Adapted from Arthur Schwartz’s Jewish Home CookingArthur advises making sure the cukes aren’t bitter before pickling them, so be sure to take a bite of one. In the US, at farmer’s markets, they often give samples first. If you live somewhere, like say, in Paris, you can do something similar to My Trader Joe’s Wine Test: Buy a bottle, take it out to the parking lot, open it, and take a swig. If it’s good, go back and buy a case.I found the recipe made a bit more brine than I needed, but that’s probably because my cucumbers were different than what was advised in the recipe. Just for fun, I did one jar by splitting the cucumbers lengthwise and they worked great. It’s a good tip if you want your pickles in a hurry since that jar was ready after just days of fermenting.
4 quarts (scant 4l) water
6 tablespoons coarse white salt (kosher, if available)
18-20 Kirby cucumbers, scrubbed
8 cloves garlic unpeeled and lightly-crushed
2 tablespoons pickling spice (see links below)
6 bay leaves
1 large bunch of dill, preferably going to seed, washed
1. In a large pot, bring 1 qt (1l) water to a boil with the salt, stirring until the salt is dissolved. Remove from heat and add the remaining water.
2. Prepare three 1 quart (litre) wide jars by running them through the dishwasher or filling them with boiling water, then dumping it out.
3. Pack the cucumbers vertically into the jars, making sure they’re tightly-packed. As you fill the jars, divide the garlic, spices, bay leaves, and dill amongst them.
4. Fill the jars with brine so that the cucumbers are completely covered. Cover the jars with cheesecloth, secured with rubber bands, or loosely with the lids. Store in a cool, dark place for 3 days.

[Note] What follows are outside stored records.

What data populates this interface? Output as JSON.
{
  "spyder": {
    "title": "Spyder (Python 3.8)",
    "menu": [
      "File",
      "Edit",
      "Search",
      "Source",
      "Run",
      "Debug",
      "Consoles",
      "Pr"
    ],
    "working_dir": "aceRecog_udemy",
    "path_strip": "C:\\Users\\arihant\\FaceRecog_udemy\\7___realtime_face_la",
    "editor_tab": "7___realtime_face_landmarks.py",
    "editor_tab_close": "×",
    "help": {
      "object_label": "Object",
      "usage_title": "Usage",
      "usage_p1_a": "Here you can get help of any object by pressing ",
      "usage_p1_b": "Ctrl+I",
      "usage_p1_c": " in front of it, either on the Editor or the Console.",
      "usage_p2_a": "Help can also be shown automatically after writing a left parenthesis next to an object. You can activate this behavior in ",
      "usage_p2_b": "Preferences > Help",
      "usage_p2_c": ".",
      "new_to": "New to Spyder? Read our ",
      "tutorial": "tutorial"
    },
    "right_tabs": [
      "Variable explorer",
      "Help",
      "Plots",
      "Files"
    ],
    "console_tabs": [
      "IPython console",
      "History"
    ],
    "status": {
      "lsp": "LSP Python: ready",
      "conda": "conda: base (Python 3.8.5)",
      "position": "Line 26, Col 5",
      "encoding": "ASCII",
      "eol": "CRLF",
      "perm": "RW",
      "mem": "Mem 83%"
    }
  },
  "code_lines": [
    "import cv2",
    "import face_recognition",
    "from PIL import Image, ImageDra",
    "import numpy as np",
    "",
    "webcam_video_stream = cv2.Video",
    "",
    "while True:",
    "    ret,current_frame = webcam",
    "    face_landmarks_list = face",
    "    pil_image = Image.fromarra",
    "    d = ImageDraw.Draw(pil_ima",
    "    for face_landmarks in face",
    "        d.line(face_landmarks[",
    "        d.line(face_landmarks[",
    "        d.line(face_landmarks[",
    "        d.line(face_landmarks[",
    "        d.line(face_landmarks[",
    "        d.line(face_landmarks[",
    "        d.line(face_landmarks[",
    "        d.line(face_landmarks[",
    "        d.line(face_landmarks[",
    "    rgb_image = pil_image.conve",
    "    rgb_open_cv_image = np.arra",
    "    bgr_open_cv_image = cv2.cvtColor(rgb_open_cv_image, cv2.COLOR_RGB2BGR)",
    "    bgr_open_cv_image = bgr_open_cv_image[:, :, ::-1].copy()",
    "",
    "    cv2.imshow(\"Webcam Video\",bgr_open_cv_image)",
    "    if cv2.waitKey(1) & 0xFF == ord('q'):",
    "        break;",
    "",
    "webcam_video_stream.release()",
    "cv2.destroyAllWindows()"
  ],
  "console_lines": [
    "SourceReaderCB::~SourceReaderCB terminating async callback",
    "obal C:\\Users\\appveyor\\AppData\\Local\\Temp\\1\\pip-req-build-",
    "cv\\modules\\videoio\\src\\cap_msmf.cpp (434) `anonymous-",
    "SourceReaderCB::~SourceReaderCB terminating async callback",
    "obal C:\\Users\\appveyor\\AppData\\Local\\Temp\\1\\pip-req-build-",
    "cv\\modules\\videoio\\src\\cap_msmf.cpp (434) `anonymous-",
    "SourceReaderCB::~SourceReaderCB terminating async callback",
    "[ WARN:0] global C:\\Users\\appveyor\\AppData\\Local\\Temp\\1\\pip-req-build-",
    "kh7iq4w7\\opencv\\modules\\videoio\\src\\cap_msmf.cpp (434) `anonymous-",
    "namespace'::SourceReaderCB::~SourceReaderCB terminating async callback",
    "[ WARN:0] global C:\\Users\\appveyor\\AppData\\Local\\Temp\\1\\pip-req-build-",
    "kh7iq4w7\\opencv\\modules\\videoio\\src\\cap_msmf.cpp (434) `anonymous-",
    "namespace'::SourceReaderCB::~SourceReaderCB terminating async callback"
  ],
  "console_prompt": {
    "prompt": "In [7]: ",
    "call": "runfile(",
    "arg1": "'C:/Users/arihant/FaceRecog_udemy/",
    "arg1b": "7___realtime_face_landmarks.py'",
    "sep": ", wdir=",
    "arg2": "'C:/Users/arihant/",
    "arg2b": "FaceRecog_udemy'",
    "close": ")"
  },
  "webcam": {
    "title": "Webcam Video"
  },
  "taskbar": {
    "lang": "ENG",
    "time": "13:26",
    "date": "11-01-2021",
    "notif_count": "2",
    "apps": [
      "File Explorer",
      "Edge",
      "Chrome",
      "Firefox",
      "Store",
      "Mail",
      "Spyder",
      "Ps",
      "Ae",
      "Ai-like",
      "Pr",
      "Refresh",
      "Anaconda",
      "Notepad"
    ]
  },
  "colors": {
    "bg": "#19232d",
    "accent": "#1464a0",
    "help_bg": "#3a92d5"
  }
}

5. After 3 days, taste one. The pickles can ferment from 3 to 6 days. The longer the fermentation, the more sour they’ll become. Once the pickles are to your liking, refrigerate them.